It turns out that we are not powerless. If it is the small efforts that matter, then we don’t need to be heroic, we just need to show up.
Often, our hero stories are more immobilizing than encouraging. We look at these dramatic actions and think “I could never have done that,” rather than “what can I do?” We feel like our contributions won’t matter, when in fact, small, undramatic contributions are the only way large changes occur.
We often end up asking ourselves the wrong questions. We ask whether we would have had the courage to be arrested that day on the bus in Montgomery, but we don’t ask ourselves if we can make time to get to a meeting, as Rosa Parks did back in 1943 when she got involved with the NAACP. We jump right to the most dramatic point in the story, disregarding the fact that she had made years of choices to work for change, including the choice to go train at the Highlander Center.

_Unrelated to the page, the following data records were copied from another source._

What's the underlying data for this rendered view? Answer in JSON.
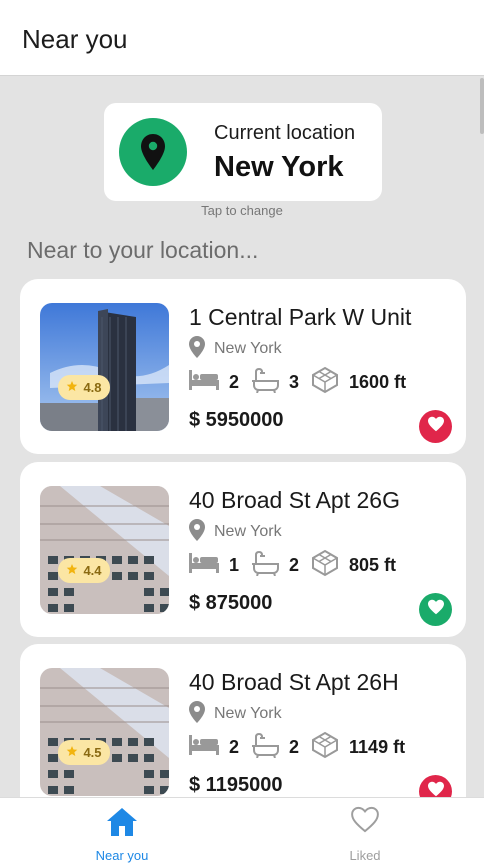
{
  "header": {
    "title": "Near you"
  },
  "location": {
    "label": "Current location",
    "city": "New York",
    "hint": "Tap to change"
  },
  "section_title": "Near to your location...",
  "colors": {
    "accent_green": "#1aab6a",
    "like_red": "#e0264a",
    "nav_active": "#1e88e5",
    "nav_inactive": "#9e9e9e"
  },
  "listings": [
    {
      "name": "1 Central Park W Unit",
      "city": "New York",
      "beds": "2",
      "baths": "3",
      "area": "1600 ft",
      "price": "$ 5950000",
      "rating": "4.8",
      "liked": true
    },
    {
      "name": "40 Broad St Apt 26G",
      "city": "New York",
      "beds": "1",
      "baths": "2",
      "area": "805 ft",
      "price": "$ 875000",
      "rating": "4.4",
      "liked": false
    },
    {
      "name": "40 Broad St Apt 26H",
      "city": "New York",
      "beds": "2",
      "baths": "2",
      "area": "1149 ft",
      "price": "$ 1195000",
      "rating": "4.5",
      "liked": true
    }
  ],
  "bottom_nav": [
    {
      "label": "Near you",
      "icon": "home-icon",
      "active": true
    },
    {
      "label": "Liked",
      "icon": "heart-outline-icon",
      "active": false
    }
  ]
}
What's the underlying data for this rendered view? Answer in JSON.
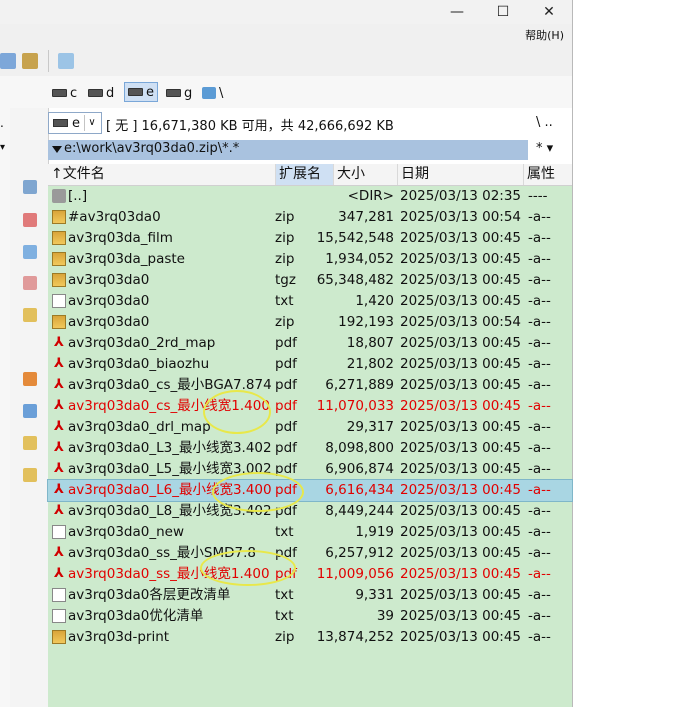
{
  "window": {
    "minimize_glyph": "—",
    "maximize_glyph": "☐",
    "close_glyph": "✕"
  },
  "menu": {
    "help_label": "帮助(H)"
  },
  "drives": [
    {
      "letter": "c",
      "selected": false
    },
    {
      "letter": "d",
      "selected": false
    },
    {
      "letter": "e",
      "selected": true
    },
    {
      "letter": "g",
      "selected": false
    }
  ],
  "drive_extra": "\\",
  "left_panel_markers": {
    "dot": ".",
    "arrow": "▾"
  },
  "infobar": {
    "drive": "e",
    "combo_arrow": "∨",
    "free_text": "[ 无 ]  16,671,380 KB 可用，共 42,666,692 KB",
    "right_symbols": "\\   .."
  },
  "path": {
    "text": "e:\\work\\av3rq03da0.zip\\*.*",
    "right_symbols": "*  ▾"
  },
  "columns": {
    "name": "↑文件名",
    "ext": "扩展名",
    "size": "大小",
    "date": "日期",
    "attr": "属性"
  },
  "files": [
    {
      "name": "[..]",
      "ext": "",
      "size": "<DIR>",
      "date": "2025/03/13 02:35",
      "attr": "----",
      "icon": "folder-up",
      "red": false,
      "current": false
    },
    {
      "name": "#av3rq03da0",
      "ext": "zip",
      "size": "347,281",
      "date": "2025/03/13 00:54",
      "attr": "-a--",
      "icon": "zip",
      "red": false,
      "current": false
    },
    {
      "name": "av3rq03da_film",
      "ext": "zip",
      "size": "15,542,548",
      "date": "2025/03/13 00:45",
      "attr": "-a--",
      "icon": "zip",
      "red": false,
      "current": false
    },
    {
      "name": "av3rq03da_paste",
      "ext": "zip",
      "size": "1,934,052",
      "date": "2025/03/13 00:45",
      "attr": "-a--",
      "icon": "zip",
      "red": false,
      "current": false
    },
    {
      "name": "av3rq03da0",
      "ext": "tgz",
      "size": "65,348,482",
      "date": "2025/03/13 00:45",
      "attr": "-a--",
      "icon": "zip",
      "red": false,
      "current": false
    },
    {
      "name": "av3rq03da0",
      "ext": "txt",
      "size": "1,420",
      "date": "2025/03/13 00:45",
      "attr": "-a--",
      "icon": "txt",
      "red": false,
      "current": false
    },
    {
      "name": "av3rq03da0",
      "ext": "zip",
      "size": "192,193",
      "date": "2025/03/13 00:54",
      "attr": "-a--",
      "icon": "zip",
      "red": false,
      "current": false
    },
    {
      "name": "av3rq03da0_2rd_map",
      "ext": "pdf",
      "size": "18,807",
      "date": "2025/03/13 00:45",
      "attr": "-a--",
      "icon": "pdf",
      "red": false,
      "current": false
    },
    {
      "name": "av3rq03da0_biaozhu",
      "ext": "pdf",
      "size": "21,802",
      "date": "2025/03/13 00:45",
      "attr": "-a--",
      "icon": "pdf",
      "red": false,
      "current": false
    },
    {
      "name": "av3rq03da0_cs_最小BGA7.874",
      "ext": "pdf",
      "size": "6,271,889",
      "date": "2025/03/13 00:45",
      "attr": "-a--",
      "icon": "pdf",
      "red": false,
      "current": false
    },
    {
      "name": "av3rq03da0_cs_最小线宽1.400",
      "ext": "pdf",
      "size": "11,070,033",
      "date": "2025/03/13 00:45",
      "attr": "-a--",
      "icon": "pdf",
      "red": true,
      "current": false
    },
    {
      "name": "av3rq03da0_drl_map",
      "ext": "pdf",
      "size": "29,317",
      "date": "2025/03/13 00:45",
      "attr": "-a--",
      "icon": "pdf",
      "red": false,
      "current": false
    },
    {
      "name": "av3rq03da0_L3_最小线宽3.402",
      "ext": "pdf",
      "size": "8,098,800",
      "date": "2025/03/13 00:45",
      "attr": "-a--",
      "icon": "pdf",
      "red": false,
      "current": false
    },
    {
      "name": "av3rq03da0_L5_最小线宽3.002",
      "ext": "pdf",
      "size": "6,906,874",
      "date": "2025/03/13 00:45",
      "attr": "-a--",
      "icon": "pdf",
      "red": false,
      "current": false
    },
    {
      "name": "av3rq03da0_L6_最小线宽3.400",
      "ext": "pdf",
      "size": "6,616,434",
      "date": "2025/03/13 00:45",
      "attr": "-a--",
      "icon": "pdf",
      "red": true,
      "current": true
    },
    {
      "name": "av3rq03da0_L8_最小线宽3.402",
      "ext": "pdf",
      "size": "8,449,244",
      "date": "2025/03/13 00:45",
      "attr": "-a--",
      "icon": "pdf",
      "red": false,
      "current": false
    },
    {
      "name": "av3rq03da0_new",
      "ext": "txt",
      "size": "1,919",
      "date": "2025/03/13 00:45",
      "attr": "-a--",
      "icon": "txt",
      "red": false,
      "current": false
    },
    {
      "name": "av3rq03da0_ss_最小SMD7.8",
      "ext": "pdf",
      "size": "6,257,912",
      "date": "2025/03/13 00:45",
      "attr": "-a--",
      "icon": "pdf",
      "red": false,
      "current": false
    },
    {
      "name": "av3rq03da0_ss_最小线宽1.400",
      "ext": "pdf",
      "size": "11,009,056",
      "date": "2025/03/13 00:45",
      "attr": "-a--",
      "icon": "pdf",
      "red": true,
      "current": false
    },
    {
      "name": "av3rq03da0各层更改清单",
      "ext": "txt",
      "size": "9,331",
      "date": "2025/03/13 00:45",
      "attr": "-a--",
      "icon": "txt",
      "red": false,
      "current": false
    },
    {
      "name": "av3rq03da0优化清单",
      "ext": "txt",
      "size": "39",
      "date": "2025/03/13 00:45",
      "attr": "-a--",
      "icon": "txt",
      "red": false,
      "current": false
    },
    {
      "name": "av3rq03d-print",
      "ext": "zip",
      "size": "13,874,252",
      "date": "2025/03/13 00:45",
      "attr": "-a--",
      "icon": "zip",
      "red": false,
      "current": false
    }
  ],
  "colors": {
    "list_bg": "#cdeacd",
    "highlight_red": "#e10000",
    "cursor_row": "#a9d6e3",
    "annotation_circle": "#e8e84a"
  }
}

Can we make those kinds of choices? To go to a meeting? To learn more and get some training?
As it turns out, that is how you change the world.
So what is tugging on your heart? What inspires you? What drives you crazy? What is one small thing you can do about it?
Anne Feeney says
David LaMotte says
Thanks Anne. That means a lot coming from you. Good to be shoulder to shoulder with you in the work.
I have known the real story for many years, but never have I seen it stated so thoroughly and brilliantly. This narrative clearly gives us a path forward. Thank you, David. I am gladly – and gratefully – sharing it.
Thank you, Pat.
Jerry Rasmussen says
What a wonderful, revealing, wise story! It does honor to all those who made the movement succeed, and a deeper honor to Rosa Parks, for her sustained commitment that far exceeded a symbolic action.
Thank you Jerry. Agreed. Learning more about this has deepened my respect as well (and it was already deep!).
Steve K. says
This is why we what we do at our annual gatherings for Transform Network — practical, hands-on training for transformational work in the world! Thanks, David, for this great reminder.
Thanks for doing that work, Steve. Peace.
Thank you. I am sharing this.
Thank you, Rose.
Frank Colladay says
Thank you for sharing this, David. This is a whole other side of the story that I have never heard before. Thank you for the challenge to try and make a change.
Thanks for reading it, Frank, and for your kind words. I think it’s an important piece of history, and the way we tell the story, as you know well, matters so much.